- The Planning Department’s 2022WO “Fact Sheet” and communications state that you can find out whether you have a Resource Buffer or Ridgeline on your Property by checking a map in a link they provide. However, the map they link to only has the Resource Buffers on it, not the Ridgelines, and will undoubtedly lead some people to think they are not affected by the 2022WO’s Ridgeline restrictions when they actually are.
- The Planning Department’s 2022WO “Fact Sheet” states that “new development is the focus of the regulations”. To the general public, “new development” is development on a lot that has not previously been developed. However, that type of development is NOT the focus of the 2022WO, as its provisions do not distinguish between the developer who wants to build a warehouse-sized mansion on pristine land, and the homeowner who wants to add on to their 75 year old, 1500sf home.
- The 2022WO graphics for setbacks and fencing misrepresent the reality of those provisions. While actual side setbacks are generally 10% of lot width on each side, the setbacks in the graphics are less than 5%. This results in a depiction of a privacy fence in the graphic that would not be permitted in real life.
- The 2022WO graphics for the height restrictions on a ridgeline depict a home in a canyon bottom instead, requiring the reader to do mental gymnastics to envision how the restrictions would apply on an actual ridgeline.
- The Planning Department did not provide a list of the addresses for properties affected by the Ridgeline and Resource Buffers. Why? We know they are capable of doing so because they did it for the initial version of the Wildlife Ordinance. Were they afraid we would use it again to notify affected homeowners?
- The Planning Department’s “Fact Sheet” for the 2022WO uses the term “Study” interchangeably to refer to the 2022WO itself and a report commissioned by the Planning Department, implying that the 2022WO regulations are supported by scientific research. They are not.
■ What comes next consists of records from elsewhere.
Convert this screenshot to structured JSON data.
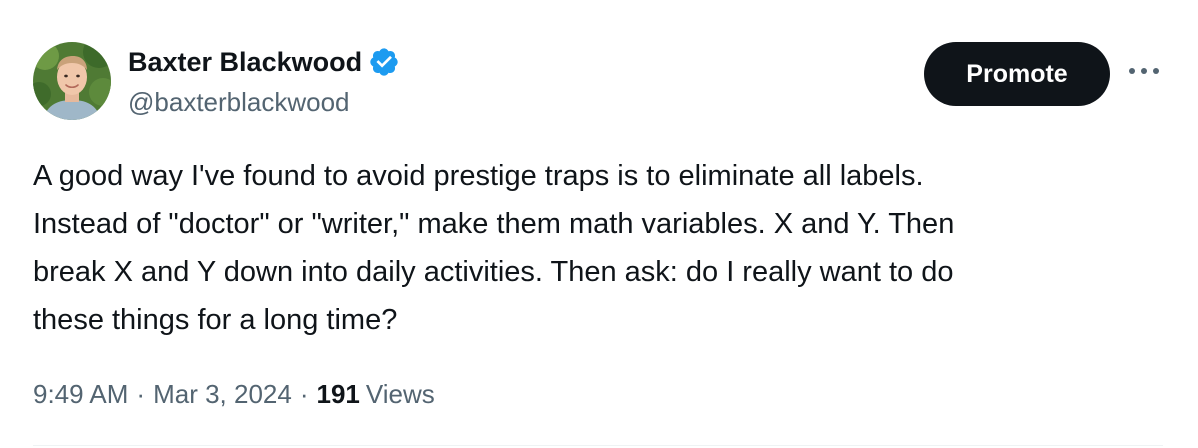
{
  "tweet": {
    "author": {
      "display_name": "Baxter Blackwood",
      "handle": "@baxterblackwood",
      "verified": true,
      "avatar_icon": "profile-photo"
    },
    "promote_label": "Promote",
    "more_icon": "more-horizontal-icon",
    "text": "A good way I've found to avoid prestige traps is to eliminate all labels.\nInstead of \"doctor\" or \"writer,\" make them math variables. X and Y. Then\nbreak X and Y down into daily activities. Then ask: do I really want to do\nthese things for a long time?",
    "time": "9:49 AM",
    "separator": "·",
    "date": "Mar 3, 2024",
    "views_count": "191",
    "views_label": "Views"
  },
  "colors": {
    "text_primary": "#0f1419",
    "text_secondary": "#536471",
    "verified_blue": "#1d9bf0",
    "button_bg": "#0f1419",
    "divider": "#eff3f4"
  }
}
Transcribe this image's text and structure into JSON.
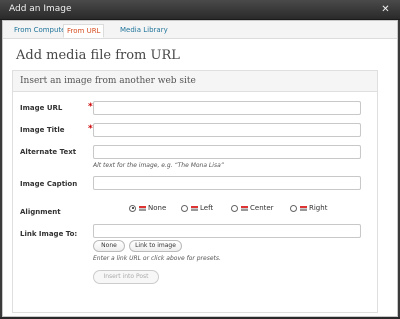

 It is unclear at this point whether any of these triggering actions would require conformance will all provisions of the 2022WO, regardless of the particular triggering event. We requested clarification from the City of Los Angeles Planning Department on 5/18/22, but to date have not received an answer. However, we do know that regulations pertaining to only Ridgeline or Wildlife Resource Buffer properties are only applicable to properties with these elements on the property.